Segment Open

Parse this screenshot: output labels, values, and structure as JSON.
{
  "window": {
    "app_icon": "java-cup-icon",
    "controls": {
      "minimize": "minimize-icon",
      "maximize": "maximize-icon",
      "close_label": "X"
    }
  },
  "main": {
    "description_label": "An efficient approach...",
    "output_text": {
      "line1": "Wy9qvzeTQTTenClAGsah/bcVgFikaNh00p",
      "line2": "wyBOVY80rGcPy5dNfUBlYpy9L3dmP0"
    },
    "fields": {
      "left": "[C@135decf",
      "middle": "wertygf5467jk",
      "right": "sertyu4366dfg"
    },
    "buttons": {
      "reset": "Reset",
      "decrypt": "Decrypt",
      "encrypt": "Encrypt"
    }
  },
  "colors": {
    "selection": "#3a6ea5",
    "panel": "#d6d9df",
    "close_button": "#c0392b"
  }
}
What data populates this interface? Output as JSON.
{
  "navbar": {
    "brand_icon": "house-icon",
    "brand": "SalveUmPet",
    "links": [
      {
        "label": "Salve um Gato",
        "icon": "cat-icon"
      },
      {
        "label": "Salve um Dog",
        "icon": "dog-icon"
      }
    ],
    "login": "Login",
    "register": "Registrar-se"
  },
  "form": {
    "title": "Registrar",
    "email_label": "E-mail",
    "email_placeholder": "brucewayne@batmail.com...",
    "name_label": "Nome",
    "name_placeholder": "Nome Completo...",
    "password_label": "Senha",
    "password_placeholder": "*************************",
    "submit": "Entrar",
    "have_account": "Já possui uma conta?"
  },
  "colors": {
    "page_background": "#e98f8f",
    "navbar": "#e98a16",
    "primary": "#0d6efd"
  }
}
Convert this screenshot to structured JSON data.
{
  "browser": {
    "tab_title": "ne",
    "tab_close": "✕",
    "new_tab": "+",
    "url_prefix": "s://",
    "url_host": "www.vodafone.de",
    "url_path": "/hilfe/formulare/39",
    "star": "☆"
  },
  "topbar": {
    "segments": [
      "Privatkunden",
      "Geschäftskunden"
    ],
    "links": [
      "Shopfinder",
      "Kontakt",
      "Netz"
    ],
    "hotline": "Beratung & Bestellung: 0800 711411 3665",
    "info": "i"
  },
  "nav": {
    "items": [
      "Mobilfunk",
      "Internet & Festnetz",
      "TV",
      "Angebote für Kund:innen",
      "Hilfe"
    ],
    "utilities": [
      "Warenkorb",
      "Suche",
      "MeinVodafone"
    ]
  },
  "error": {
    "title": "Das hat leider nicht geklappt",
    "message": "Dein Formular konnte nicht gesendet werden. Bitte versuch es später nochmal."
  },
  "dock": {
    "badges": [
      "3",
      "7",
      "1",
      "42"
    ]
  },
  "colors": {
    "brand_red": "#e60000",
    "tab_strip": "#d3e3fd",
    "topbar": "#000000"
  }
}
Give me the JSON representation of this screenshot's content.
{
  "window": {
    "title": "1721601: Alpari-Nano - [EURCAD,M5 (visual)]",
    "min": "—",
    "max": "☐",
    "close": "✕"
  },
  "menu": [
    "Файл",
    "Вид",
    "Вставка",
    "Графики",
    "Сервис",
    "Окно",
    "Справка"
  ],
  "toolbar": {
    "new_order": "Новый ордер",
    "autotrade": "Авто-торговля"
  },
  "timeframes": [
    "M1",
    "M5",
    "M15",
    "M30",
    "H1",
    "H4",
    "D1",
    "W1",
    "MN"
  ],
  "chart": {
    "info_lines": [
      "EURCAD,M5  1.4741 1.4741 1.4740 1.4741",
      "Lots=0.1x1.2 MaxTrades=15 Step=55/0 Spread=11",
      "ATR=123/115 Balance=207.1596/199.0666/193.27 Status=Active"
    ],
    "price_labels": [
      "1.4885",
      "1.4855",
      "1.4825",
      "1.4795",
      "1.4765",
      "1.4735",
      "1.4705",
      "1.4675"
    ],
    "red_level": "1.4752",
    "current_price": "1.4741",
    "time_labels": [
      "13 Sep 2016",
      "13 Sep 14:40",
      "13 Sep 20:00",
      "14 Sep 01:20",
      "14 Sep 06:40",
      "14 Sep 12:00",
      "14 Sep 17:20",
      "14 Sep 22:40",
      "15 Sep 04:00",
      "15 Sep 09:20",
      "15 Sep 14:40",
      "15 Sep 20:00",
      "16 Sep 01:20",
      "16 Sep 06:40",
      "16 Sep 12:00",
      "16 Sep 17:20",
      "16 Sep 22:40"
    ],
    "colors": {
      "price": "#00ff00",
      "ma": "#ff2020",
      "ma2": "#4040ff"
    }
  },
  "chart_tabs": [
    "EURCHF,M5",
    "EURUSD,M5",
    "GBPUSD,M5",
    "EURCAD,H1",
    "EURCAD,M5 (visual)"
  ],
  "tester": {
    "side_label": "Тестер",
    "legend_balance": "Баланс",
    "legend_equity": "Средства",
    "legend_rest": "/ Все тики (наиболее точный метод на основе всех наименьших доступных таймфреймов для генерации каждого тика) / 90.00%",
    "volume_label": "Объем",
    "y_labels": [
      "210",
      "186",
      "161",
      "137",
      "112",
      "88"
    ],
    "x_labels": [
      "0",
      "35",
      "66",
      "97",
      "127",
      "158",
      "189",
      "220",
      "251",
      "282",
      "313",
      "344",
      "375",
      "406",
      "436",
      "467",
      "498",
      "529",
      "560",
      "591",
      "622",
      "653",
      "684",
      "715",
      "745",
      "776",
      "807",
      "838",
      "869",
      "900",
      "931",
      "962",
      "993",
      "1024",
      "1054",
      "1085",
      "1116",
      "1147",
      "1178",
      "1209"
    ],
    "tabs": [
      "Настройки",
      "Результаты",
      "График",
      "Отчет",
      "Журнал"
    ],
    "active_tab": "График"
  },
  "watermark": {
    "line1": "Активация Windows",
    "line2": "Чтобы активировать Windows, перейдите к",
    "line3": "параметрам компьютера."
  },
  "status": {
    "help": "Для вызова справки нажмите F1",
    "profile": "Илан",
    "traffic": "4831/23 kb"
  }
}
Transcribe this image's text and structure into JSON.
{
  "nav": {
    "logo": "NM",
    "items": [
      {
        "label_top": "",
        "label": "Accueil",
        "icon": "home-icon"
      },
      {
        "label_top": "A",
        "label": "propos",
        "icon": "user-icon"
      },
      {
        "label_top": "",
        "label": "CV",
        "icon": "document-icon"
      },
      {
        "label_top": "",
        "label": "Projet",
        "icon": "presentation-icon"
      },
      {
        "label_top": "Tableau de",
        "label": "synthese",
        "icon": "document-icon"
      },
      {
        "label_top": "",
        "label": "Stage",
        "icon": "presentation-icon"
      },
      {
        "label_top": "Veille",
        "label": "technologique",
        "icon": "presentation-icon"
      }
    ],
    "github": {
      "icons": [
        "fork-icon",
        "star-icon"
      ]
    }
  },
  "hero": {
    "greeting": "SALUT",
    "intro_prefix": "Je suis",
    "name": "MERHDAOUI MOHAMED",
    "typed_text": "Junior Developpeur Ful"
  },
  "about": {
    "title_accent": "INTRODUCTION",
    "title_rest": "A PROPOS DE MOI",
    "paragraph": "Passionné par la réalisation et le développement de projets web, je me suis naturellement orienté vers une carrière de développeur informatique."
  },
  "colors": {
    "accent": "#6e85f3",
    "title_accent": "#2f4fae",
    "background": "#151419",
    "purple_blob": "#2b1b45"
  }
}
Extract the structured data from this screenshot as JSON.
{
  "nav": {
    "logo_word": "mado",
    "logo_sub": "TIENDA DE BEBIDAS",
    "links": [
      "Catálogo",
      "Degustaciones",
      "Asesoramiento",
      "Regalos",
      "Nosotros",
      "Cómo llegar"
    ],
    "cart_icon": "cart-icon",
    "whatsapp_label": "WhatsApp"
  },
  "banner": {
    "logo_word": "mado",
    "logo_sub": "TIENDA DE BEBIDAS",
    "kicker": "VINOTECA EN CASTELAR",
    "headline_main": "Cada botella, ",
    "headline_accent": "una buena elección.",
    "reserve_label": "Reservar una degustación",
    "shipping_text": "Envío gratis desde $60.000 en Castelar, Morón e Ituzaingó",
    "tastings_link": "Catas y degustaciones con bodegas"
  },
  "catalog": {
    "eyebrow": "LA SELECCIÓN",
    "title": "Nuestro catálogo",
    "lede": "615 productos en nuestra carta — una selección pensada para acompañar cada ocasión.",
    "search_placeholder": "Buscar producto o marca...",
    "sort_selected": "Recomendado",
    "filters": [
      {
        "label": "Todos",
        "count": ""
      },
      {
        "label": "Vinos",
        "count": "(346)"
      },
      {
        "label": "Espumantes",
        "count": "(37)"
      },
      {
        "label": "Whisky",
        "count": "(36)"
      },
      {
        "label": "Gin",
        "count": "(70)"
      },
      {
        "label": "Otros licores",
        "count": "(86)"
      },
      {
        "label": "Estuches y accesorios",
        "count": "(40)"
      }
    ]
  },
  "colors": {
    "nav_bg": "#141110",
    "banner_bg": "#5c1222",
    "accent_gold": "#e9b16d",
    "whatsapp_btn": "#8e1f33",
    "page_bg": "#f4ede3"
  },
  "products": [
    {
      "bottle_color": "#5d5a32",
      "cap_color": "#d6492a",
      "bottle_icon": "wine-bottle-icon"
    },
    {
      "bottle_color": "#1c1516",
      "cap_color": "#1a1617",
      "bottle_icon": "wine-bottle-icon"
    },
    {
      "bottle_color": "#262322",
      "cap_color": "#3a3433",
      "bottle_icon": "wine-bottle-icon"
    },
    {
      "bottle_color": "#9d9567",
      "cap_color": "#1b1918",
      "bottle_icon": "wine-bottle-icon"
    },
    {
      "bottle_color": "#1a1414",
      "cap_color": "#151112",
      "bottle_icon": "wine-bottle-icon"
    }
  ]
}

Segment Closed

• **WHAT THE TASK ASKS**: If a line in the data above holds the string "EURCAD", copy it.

• **RESPONSE TO THIS EXERCISE**:
    "title": "1721601: Alpari-Nano - [EURCAD,M5 (visual)]",
      "EURCAD,M5  1.4741 1.4741 1.4740 1.4741",
    "EURCAD,H1",
    "EURCAD,M5 (visual)"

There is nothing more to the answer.